Making Ideas Happen: Overcoming the Obstacles Between Vision and Reality (Amazon) is a must for anyone who feels their genius is insufficiently recognized and needs to start focusing on action, not ideas.
In my In Pursuit of Awesome talk, one of the points was – “Ideas are Cheap. Execution is expensive.” This book is all about the execution. The continual grind required to make stuff happen is hard, and there are strategies and tips on how to do it. Some seem obvious, but are easily forgotten. For example, ending meetings with concrete action steps, and the importance of delegating.
There was definitely stuff that I knew here – but probably it bore repeating, and it was stuff that I had learned the hard way. There is some really interesting and important stuff about criticism, and consensus that I will try and use moving forward.
My favorite bit (p112) on The Dreamers, the Doers, and the Incrementalists.
We all have someone in our lives who is a perpetual dreamer – someone with real talent who never seems to get his or her act together.
As entrepreneurs, Dreamers often jump from one new business idea to another. Even with an existing business, they are always imagining something new… The Dreamers in the not-for-profit world are idealists – and they are likely to become engaged in new projects at the expense of completing current ones. Similarly, Dreamer artists are always starting new projects, often considering massive undertakings with long-term grandiose vision.
Dreamers are fun to be around, but they struggle to stay focused. In their idea frenzy, they are liable to forget to return phone calls, complete current projects, or even pay the rent. While Dreamers are more likely than anyone to conceive of brilliant solutions, they are less likely to follow through. Some of the most successful Dreamers we have met attribute their success to a partnership with a Doer.
Doers don’t imagine as much because they are obsessively focused on the logistics of execution. Doers get frustrated when, while brain-storming, there is no consideration for implementation. Doers often love new ideas, but their tendency is to immerse themselves in the next steps needed to truly actualize an idea. While Dreamers will quickly fall in love with an idea, Doers will start with doubt and then chip away at an idea until they love it (or, often, discount it). As Doers break an idea down, they become action-oriented organizers and valuable stewards. An idea can only become a reality once it is broken down into organized, actionable elements. If a brilliant and sexy idea seems intangible or unrealistic, Doers will become skeptical and appropriately deterred.
Then there are the Incrementalists – those with the ability to play the role of both Dreamer and Doer. Incrementalists shift between distinct phases of dreaming and doing. When imagination runs amok in the Dreamer phase, the Incrementalist begings to feel impatient. The deveoping sense of impatience brings on the Doer phase, and the idea at hand is pushed into execution. And when the time comes to pull back and dream again, the return is a welcome relief from being buried in the managerial mind-set. Thus, an Incrementalist is able to bask in idea generation, distill the Action Steps needed, and then push ideas into action with tenacity.

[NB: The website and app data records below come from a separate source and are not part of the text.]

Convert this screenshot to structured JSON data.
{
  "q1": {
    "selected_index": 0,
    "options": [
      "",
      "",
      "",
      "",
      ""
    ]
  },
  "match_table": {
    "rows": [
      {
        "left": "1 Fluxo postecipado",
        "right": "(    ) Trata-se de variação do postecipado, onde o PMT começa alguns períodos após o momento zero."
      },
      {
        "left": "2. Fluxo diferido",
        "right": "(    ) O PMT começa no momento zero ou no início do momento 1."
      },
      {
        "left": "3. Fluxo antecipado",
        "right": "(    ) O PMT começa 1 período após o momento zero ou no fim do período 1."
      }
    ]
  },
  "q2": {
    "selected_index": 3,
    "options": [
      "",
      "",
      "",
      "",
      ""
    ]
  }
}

You might be thinking that becoming an Incrementalist is the Holy Grail for making ideas happen. The transformative capacity of the Incrementalist appears attractive until you consider the inherent limitations. With the ability to rapidly develop and then execute ideas, the Incrementalist finds him- or herself leading multiple projects (and, in many cases, multiple businesses) simultaniously.
Incrementalists have the tendency to conceive and execute too many ideas simply because they can. This rare capability can lead to an overwhelming set of responsibilities to maintain multiple projects at the expense of ever making one particular project an extraordinary success. In my research, I came across many Incrementalists who were known within their communities for their many projects but never on a global scale. The Incrementalist’s brands, products, and ideas are seldom sufficiently pushed to their full potential.

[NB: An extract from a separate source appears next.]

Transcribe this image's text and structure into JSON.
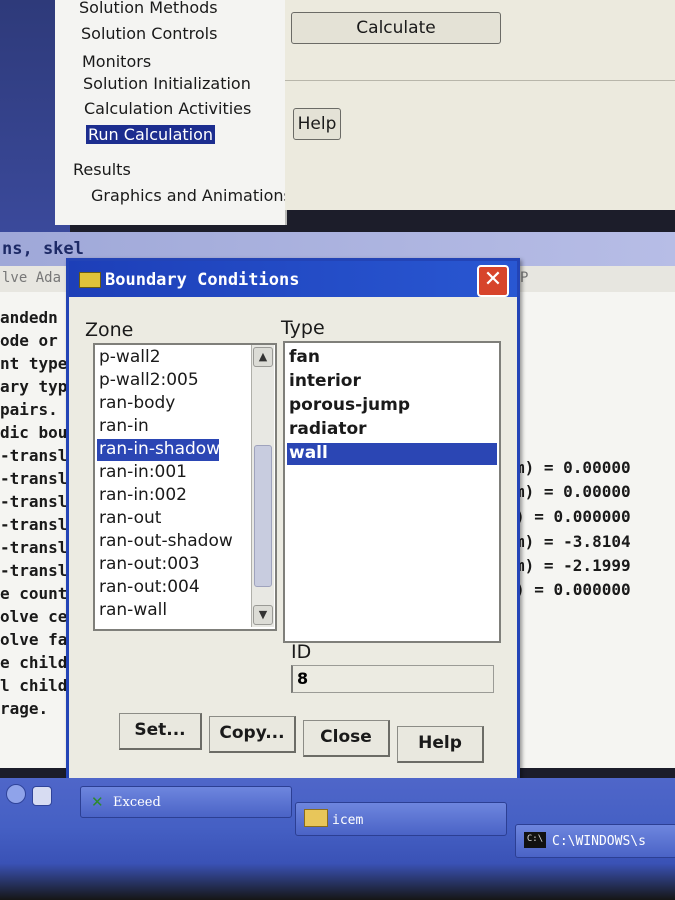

While a Doer and a Dreamer are best paired with each other, Incrementalists can thrive when they are paired with either one. Incrementalists are the “O” blood type of the world of collaboration – the universal donor. After talking to many Incrementalists about their most successful projects, I found that they just need to be pushed one way or the other. A Doer will push the Incrementalists into more of a Dreamer mode when necessary, while a Dreamer brings out the Incrementalist’s impatience and organizational Doer-like tendencies.
And so there is no ideal category. The Doers, Dreamers, and Incrementalists all have their own strengths and limitations. However, once you consider which type you might be, you can leverage the forces around you – potential partnerships, organizational tools, and other resources – that can make all the difference.

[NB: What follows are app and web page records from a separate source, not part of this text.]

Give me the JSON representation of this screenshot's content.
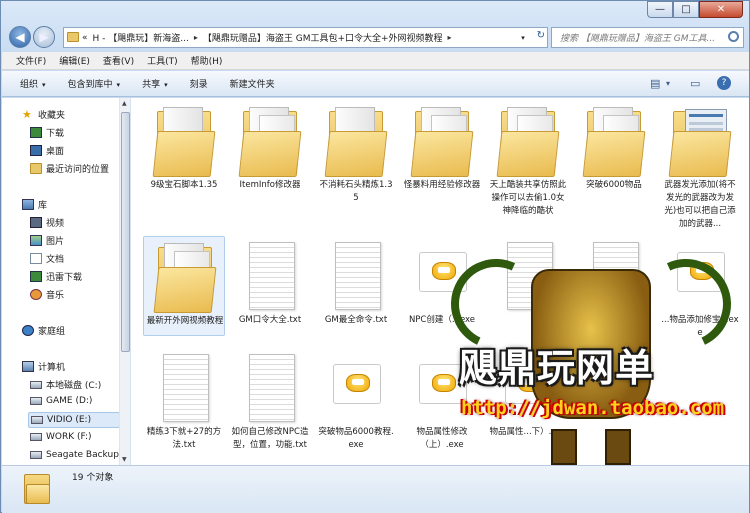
{
  "window": {
    "min_glyph": "—",
    "max_glyph": "□",
    "close_glyph": "✕"
  },
  "nav": {
    "recent_glyph": "«",
    "address_crumbs": [
      "H - 【飓鼎玩】新海盗...",
      "【飓鼎玩赠品】海盗王 GM工具包+口令大全+外网视频教程"
    ],
    "address_sep": "▸",
    "search_placeholder": "搜索 【飓鼎玩赠品】海盗王 GM工具...",
    "refresh_glyph": "↻",
    "dropdown_glyph": "▾"
  },
  "menubar": [
    "文件(F)",
    "编辑(E)",
    "查看(V)",
    "工具(T)",
    "帮助(H)"
  ],
  "toolbar": {
    "organize": "组织",
    "include_library": "包含到库中",
    "share": "共享",
    "burn": "刻录",
    "new_folder": "新建文件夹",
    "arrow": "▾",
    "view_glyph": "▤",
    "pane_glyph": "▭",
    "help_glyph": "?"
  },
  "navpane": {
    "favorites": "收藏夹",
    "downloads": "下载",
    "desktop": "桌面",
    "recent": "最近访问的位置",
    "libraries": "库",
    "videos": "视频",
    "pictures": "图片",
    "documents": "文档",
    "thunder": "迅雷下载",
    "music": "音乐",
    "homegroup": "家庭组",
    "computer": "计算机",
    "drive_c": "本地磁盘 (C:)",
    "drive_d": "GAME (D:)",
    "drive_e": "VIDIO (E:)",
    "drive_f": "WORK (F:)",
    "drive_g": "Seagate Backup",
    "star_glyph": "★",
    "scroll_up": "▲",
    "scroll_down": "▼"
  },
  "files": [
    {
      "name": "9级宝石脚本1.35",
      "type": "folder"
    },
    {
      "name": "ItemInfo修改器",
      "type": "folder"
    },
    {
      "name": "不消耗石头精炼1.35",
      "type": "folder"
    },
    {
      "name": "怪暴料用经验修改器",
      "type": "folder"
    },
    {
      "name": "天上酷装共享仿照此操作可以去偷1.0女神降临的酷状",
      "type": "folder"
    },
    {
      "name": "突破6000物品",
      "type": "folder"
    },
    {
      "name": "武器发光添加(将不发光的武器改为发光)也可以把自己添加的武器...",
      "type": "folder"
    },
    {
      "name": "最新开外网视频教程",
      "type": "folder"
    },
    {
      "name": "GM口令大全.txt",
      "type": "txt"
    },
    {
      "name": "GM最全命令.txt",
      "type": "txt"
    },
    {
      "name": "NPC创建（...exe",
      "type": "exe"
    },
    {
      "name": "",
      "type": "txt"
    },
    {
      "name": "",
      "type": "txt"
    },
    {
      "name": "...物品添加修宝...exe",
      "type": "exe"
    },
    {
      "name": "精练3下就+27的方法.txt",
      "type": "txt"
    },
    {
      "name": "如何自己修改NPC造型，位置，功能.txt",
      "type": "txt"
    },
    {
      "name": "突破物品6000教程.exe",
      "type": "exe"
    },
    {
      "name": "物品属性修改（上）.exe",
      "type": "exe"
    },
    {
      "name": "物品属性...下）.exe",
      "type": "exe"
    }
  ],
  "watermark": {
    "brand": "飓鼎玩网单",
    "url": "http://jdwan.taobao.com"
  },
  "status": {
    "count": "19 个对象"
  }
}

I’m not sure, but having looked at the downsides of being an Incrementalist, they seem familiar… maybe that’s me. How about you? Are you a Dreamer, a Doer, or an Incrementalist?